Under the 2017 QandA, there is “no fixed time frame under which a school must complete a Title IX investigation. OCR will evaluate a school’s good faith to conduct a fair, impartial investigation in a timely manner designed to provide all parties with resolution.”

The Title IX Protection Act also calls for the reinstatement of the 60-day timeframe in which schools must approximately finish conducting their investigations of claims of sexual assault.

Additional Aspects of the Legislation

The 2017 QandA allows for schools to use mediation as a method to resolve cases, including cases of sexual assault if the school determines mediation to be appropriate and the parties agree. Contrastingly, the Title IX Protection Act “clarifies the circumstances under which mediation and cross-examination – which have been shown to be intimidating and cause even further trauma for survivors – are not appropriate and offers alternatives.” More specifically, it prohibits the use of mediation when sexual violence is alleged by the complainant and requires schools to prohibit cross-examination between the complainant and the respondent at the internal hearing. The new bill’s stance against mediation is in line with the 2011 Dear Colleague Letter. Finally, the bill “reiterates the rights of both the complainant and respondent, such as if a school offers the right to appeal or access to counsel, it must do so for both parties.”

The bill is seemingly part of a response to Secretary Betsy DeVos’ rescission of the Obama-era rules and the implementation of the 2017 QandA by OCR. “We have a secretary of education who is trying to take us back in time and we’re not going back in time,” Speier said. “We’re not going back to a period of time when a woman who is raped is not believed or her case is swept under the rug.”

It remains to be seen whether the Title IX Protection Act will become law since it has only recently been referred to a committee. Institutions should remain aware of the future developments in Title IX since they have the ability to impose additional requirements on institutions as to how complaints of sexual assault should be handled. Institutions are advised to pay close attention to this area of the law, as it has the potential to have significant practical as well as legal implications.

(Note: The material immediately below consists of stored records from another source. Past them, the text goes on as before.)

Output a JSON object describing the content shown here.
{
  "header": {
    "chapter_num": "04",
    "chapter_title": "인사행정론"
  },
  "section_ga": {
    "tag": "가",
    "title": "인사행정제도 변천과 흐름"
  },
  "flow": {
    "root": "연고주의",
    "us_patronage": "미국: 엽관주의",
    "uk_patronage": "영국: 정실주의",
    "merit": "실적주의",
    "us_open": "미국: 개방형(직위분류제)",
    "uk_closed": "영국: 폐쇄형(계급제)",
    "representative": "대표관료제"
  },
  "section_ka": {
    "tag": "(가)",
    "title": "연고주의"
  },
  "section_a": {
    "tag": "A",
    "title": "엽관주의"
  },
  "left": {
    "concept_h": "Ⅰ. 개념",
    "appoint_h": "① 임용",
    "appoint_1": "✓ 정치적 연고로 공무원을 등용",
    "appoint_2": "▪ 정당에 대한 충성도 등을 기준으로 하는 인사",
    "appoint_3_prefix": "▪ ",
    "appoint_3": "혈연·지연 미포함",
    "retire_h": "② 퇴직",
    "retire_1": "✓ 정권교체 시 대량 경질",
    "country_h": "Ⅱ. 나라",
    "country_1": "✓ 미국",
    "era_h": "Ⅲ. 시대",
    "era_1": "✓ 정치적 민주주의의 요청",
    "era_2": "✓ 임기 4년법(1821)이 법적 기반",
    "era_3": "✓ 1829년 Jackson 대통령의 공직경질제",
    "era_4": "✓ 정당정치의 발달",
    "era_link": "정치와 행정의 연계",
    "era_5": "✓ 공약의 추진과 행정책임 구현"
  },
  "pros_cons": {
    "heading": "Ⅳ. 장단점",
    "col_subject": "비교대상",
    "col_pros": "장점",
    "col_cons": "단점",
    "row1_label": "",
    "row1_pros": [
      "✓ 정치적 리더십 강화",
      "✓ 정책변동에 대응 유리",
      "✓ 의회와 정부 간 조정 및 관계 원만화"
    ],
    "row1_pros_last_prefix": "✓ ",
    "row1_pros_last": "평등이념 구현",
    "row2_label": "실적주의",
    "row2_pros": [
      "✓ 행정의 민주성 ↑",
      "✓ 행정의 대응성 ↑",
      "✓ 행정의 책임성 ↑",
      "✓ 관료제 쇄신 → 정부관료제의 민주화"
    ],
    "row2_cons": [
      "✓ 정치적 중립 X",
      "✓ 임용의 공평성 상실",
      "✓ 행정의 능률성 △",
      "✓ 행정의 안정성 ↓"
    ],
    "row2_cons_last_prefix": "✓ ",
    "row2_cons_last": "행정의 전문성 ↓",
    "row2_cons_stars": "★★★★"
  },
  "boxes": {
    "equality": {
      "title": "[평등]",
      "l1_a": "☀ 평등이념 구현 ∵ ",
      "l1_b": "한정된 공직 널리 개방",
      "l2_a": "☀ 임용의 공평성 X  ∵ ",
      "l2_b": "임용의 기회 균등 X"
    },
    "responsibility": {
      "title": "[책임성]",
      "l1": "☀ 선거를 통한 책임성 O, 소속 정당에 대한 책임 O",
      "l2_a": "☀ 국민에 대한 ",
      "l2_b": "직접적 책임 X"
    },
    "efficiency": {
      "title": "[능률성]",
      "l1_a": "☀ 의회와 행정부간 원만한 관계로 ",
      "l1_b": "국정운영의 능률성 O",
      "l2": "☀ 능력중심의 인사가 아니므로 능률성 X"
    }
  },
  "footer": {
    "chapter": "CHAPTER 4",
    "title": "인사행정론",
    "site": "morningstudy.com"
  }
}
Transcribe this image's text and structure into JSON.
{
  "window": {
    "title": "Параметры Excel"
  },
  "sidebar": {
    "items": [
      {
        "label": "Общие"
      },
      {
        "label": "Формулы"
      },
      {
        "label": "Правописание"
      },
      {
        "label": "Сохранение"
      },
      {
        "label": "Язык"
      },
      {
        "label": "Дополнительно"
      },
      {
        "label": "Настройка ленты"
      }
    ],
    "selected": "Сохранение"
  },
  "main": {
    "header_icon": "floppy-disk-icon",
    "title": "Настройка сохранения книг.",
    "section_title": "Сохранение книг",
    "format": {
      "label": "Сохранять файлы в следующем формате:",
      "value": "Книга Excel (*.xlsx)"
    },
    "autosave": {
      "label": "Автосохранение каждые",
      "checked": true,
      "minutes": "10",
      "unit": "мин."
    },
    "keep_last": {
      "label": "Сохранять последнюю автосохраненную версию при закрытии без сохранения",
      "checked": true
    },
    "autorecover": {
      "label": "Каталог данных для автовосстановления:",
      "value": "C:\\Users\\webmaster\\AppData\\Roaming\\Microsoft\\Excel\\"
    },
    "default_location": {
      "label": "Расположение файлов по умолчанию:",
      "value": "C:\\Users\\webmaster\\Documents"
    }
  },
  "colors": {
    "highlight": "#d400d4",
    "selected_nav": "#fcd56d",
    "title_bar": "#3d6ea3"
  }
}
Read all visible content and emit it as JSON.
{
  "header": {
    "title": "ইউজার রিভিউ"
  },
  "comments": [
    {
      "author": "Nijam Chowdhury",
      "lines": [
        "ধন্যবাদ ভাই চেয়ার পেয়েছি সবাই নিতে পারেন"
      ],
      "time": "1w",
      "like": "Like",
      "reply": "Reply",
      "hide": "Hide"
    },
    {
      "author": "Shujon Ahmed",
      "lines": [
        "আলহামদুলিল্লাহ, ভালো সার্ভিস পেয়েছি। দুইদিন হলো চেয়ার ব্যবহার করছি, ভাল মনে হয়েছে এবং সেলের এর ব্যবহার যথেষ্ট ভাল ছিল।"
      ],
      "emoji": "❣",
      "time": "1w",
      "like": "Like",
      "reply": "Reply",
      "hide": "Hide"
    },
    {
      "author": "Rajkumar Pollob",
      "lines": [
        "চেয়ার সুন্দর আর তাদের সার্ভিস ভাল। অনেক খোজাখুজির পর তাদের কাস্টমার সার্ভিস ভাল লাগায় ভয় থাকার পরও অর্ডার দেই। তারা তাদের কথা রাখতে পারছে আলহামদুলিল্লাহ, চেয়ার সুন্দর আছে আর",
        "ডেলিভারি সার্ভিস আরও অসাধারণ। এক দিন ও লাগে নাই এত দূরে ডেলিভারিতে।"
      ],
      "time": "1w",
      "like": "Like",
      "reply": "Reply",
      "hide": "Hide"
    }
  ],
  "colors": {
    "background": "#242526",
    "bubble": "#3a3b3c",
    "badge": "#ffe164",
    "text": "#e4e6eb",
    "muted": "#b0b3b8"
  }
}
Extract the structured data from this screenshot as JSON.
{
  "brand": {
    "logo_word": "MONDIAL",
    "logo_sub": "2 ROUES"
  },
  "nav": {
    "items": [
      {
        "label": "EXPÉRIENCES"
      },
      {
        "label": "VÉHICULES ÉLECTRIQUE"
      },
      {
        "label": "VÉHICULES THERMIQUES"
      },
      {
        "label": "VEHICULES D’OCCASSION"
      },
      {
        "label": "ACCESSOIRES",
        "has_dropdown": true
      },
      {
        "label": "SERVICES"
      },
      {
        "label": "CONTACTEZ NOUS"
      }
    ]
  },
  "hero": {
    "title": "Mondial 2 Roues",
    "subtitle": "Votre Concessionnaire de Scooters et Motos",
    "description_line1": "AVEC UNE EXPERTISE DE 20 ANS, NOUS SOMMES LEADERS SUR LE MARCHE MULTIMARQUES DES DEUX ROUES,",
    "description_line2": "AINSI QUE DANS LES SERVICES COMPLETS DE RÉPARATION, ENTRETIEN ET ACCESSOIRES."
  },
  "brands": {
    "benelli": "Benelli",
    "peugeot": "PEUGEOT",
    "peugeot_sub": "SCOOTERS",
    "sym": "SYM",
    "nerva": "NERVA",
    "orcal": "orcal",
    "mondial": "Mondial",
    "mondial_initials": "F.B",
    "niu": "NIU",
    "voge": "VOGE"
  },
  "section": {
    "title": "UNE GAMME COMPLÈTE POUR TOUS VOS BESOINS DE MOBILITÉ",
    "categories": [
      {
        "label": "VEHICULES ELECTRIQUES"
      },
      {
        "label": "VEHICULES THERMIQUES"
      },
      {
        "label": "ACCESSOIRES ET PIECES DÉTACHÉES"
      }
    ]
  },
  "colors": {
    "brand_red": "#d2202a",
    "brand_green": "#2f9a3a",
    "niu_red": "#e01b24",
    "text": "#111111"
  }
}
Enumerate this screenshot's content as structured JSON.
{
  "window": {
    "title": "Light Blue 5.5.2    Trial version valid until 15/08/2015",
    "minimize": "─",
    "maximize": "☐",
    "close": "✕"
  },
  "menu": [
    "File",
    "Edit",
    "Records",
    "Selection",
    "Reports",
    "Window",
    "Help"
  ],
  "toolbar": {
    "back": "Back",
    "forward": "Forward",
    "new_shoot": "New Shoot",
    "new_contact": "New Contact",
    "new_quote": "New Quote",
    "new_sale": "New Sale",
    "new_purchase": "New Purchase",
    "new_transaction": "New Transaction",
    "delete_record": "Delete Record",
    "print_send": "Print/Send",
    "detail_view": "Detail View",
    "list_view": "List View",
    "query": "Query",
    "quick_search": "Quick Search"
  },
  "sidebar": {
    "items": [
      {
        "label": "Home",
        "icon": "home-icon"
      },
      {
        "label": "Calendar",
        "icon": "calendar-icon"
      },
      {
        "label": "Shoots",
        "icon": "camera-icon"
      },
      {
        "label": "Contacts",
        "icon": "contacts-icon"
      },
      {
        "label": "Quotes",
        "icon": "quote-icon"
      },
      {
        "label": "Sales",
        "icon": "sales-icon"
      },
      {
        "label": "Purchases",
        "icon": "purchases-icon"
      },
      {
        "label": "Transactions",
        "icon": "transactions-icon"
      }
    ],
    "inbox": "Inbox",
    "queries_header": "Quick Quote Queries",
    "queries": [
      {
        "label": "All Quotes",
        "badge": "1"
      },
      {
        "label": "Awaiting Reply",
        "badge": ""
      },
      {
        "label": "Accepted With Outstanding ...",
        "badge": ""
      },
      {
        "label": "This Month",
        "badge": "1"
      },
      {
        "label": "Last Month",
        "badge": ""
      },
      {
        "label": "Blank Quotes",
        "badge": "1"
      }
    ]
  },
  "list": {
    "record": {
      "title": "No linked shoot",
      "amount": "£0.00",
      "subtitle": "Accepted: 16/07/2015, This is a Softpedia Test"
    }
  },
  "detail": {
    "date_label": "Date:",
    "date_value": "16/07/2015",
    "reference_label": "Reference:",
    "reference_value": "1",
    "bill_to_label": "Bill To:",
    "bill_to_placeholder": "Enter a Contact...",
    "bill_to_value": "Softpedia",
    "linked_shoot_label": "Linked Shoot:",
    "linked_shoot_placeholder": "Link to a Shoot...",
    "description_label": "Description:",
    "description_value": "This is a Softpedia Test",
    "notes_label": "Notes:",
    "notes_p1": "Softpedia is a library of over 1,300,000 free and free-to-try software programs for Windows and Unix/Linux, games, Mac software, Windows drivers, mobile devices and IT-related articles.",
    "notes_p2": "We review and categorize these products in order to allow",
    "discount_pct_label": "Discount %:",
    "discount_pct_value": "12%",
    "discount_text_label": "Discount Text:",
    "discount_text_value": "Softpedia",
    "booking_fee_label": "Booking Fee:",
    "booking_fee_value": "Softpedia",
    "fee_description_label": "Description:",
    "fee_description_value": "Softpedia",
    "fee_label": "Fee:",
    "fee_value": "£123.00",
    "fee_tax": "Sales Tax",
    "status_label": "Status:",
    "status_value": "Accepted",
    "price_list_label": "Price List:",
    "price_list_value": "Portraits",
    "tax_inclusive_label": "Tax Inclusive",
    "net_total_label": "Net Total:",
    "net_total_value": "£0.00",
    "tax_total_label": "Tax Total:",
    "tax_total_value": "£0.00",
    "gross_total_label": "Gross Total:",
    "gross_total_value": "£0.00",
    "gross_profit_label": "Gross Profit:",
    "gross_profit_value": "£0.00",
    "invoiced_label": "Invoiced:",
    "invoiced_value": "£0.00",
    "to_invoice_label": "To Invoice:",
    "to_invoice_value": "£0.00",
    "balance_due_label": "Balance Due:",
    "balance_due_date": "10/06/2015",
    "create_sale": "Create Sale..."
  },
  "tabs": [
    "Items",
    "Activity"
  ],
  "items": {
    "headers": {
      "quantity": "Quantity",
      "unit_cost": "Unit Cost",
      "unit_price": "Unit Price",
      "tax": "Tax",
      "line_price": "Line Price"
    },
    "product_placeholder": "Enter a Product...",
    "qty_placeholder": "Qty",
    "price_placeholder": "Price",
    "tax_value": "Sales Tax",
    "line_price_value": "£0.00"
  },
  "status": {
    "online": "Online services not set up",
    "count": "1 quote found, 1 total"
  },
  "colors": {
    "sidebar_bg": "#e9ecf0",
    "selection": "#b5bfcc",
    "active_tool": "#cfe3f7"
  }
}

Please note that this is a general overview of developments in the law and does not constitute legal advice. Nothing herein creates an attorney-client relationship between the sender and recipient.

Share on Social Media